EXTRACTED DATA >>
========================================
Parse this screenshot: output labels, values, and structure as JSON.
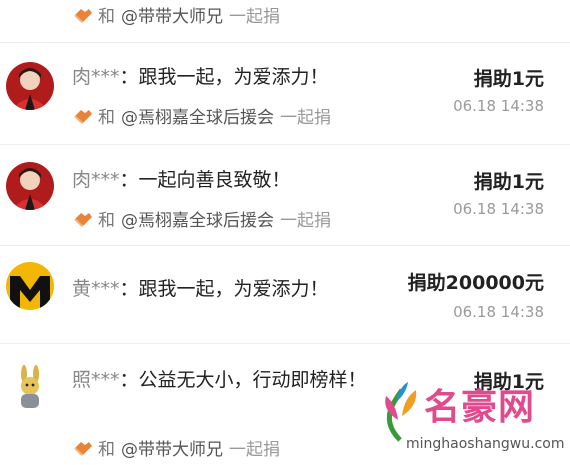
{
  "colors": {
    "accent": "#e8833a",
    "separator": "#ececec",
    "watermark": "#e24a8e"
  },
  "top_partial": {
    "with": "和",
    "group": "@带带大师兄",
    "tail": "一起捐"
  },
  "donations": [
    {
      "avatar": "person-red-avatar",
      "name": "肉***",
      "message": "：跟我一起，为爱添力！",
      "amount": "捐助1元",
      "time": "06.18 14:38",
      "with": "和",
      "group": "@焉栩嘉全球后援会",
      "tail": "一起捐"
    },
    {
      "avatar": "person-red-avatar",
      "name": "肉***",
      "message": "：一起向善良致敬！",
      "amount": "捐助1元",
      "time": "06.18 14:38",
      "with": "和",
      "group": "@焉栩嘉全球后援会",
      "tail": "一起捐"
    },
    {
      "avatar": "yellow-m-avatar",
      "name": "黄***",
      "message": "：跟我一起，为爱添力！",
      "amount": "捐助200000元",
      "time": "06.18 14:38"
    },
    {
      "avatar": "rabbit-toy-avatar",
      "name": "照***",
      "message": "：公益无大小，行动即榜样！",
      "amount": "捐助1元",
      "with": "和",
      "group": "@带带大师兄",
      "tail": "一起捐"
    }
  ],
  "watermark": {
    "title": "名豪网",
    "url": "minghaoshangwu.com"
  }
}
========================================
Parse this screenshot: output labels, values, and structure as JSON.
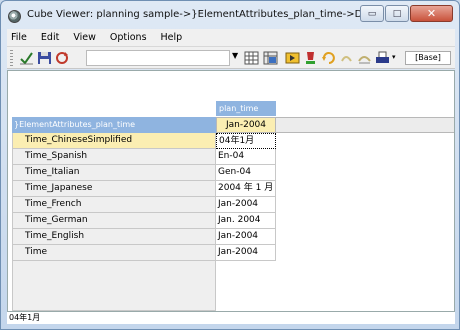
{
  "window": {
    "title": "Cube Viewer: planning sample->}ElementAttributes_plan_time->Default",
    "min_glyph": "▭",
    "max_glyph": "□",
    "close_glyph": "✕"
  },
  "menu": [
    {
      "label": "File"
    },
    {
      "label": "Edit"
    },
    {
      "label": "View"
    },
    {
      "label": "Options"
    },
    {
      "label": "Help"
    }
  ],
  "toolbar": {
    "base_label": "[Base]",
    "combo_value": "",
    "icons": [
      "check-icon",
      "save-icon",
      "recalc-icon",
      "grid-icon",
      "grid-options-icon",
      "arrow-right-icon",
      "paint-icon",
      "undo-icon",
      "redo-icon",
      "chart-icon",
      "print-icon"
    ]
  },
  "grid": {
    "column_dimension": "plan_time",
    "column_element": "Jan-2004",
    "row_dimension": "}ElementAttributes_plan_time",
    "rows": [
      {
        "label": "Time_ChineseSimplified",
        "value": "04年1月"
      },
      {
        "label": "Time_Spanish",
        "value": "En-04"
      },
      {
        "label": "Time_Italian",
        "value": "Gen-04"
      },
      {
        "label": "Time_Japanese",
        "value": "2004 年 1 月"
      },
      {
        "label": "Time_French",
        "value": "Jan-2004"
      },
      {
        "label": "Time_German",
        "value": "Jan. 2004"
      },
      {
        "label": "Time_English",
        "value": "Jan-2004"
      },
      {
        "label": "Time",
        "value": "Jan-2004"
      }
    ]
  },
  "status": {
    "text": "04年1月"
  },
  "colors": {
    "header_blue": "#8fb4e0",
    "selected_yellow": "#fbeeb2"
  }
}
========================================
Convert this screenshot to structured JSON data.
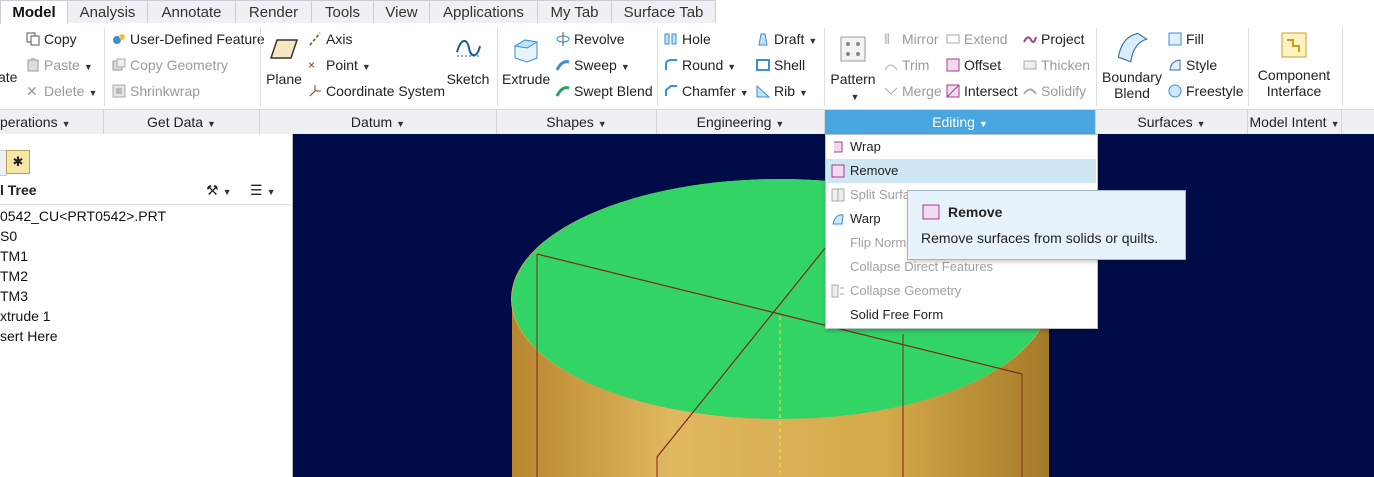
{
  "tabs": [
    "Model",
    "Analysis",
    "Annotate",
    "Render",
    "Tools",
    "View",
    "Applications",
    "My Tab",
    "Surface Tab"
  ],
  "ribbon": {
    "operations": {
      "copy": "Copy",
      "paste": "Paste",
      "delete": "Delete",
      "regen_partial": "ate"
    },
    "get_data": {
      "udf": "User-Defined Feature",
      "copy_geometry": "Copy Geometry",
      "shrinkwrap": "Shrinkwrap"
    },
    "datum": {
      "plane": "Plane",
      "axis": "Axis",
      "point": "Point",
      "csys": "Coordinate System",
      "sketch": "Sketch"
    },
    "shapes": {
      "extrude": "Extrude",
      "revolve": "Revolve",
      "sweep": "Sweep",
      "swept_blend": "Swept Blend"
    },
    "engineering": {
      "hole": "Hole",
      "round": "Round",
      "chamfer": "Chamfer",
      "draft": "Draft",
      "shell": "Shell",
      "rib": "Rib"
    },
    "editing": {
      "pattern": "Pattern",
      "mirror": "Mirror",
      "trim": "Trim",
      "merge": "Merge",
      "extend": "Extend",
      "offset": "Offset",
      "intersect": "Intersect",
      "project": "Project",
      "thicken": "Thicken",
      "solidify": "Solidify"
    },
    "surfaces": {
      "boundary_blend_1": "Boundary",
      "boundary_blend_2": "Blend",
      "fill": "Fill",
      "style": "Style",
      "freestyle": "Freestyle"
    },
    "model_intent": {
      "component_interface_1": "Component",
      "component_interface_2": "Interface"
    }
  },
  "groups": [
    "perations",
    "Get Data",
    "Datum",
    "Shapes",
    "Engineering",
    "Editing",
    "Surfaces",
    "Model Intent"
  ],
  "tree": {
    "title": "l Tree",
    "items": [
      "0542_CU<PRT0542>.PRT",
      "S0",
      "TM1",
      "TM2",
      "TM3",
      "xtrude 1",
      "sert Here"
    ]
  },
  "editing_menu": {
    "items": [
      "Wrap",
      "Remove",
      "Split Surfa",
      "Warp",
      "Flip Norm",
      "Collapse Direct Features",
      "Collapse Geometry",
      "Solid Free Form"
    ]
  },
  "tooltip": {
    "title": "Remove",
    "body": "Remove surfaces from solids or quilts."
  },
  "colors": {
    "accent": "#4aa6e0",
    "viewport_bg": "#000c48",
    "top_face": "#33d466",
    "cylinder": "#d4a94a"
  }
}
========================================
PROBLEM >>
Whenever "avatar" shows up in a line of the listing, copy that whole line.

RESULT OF THE TASK >>
      "avatar": "person-red-avatar",
      "avatar": "person-red-avatar",
      "avatar": "yellow-m-avatar",
      "avatar": "rabbit-toy-avatar",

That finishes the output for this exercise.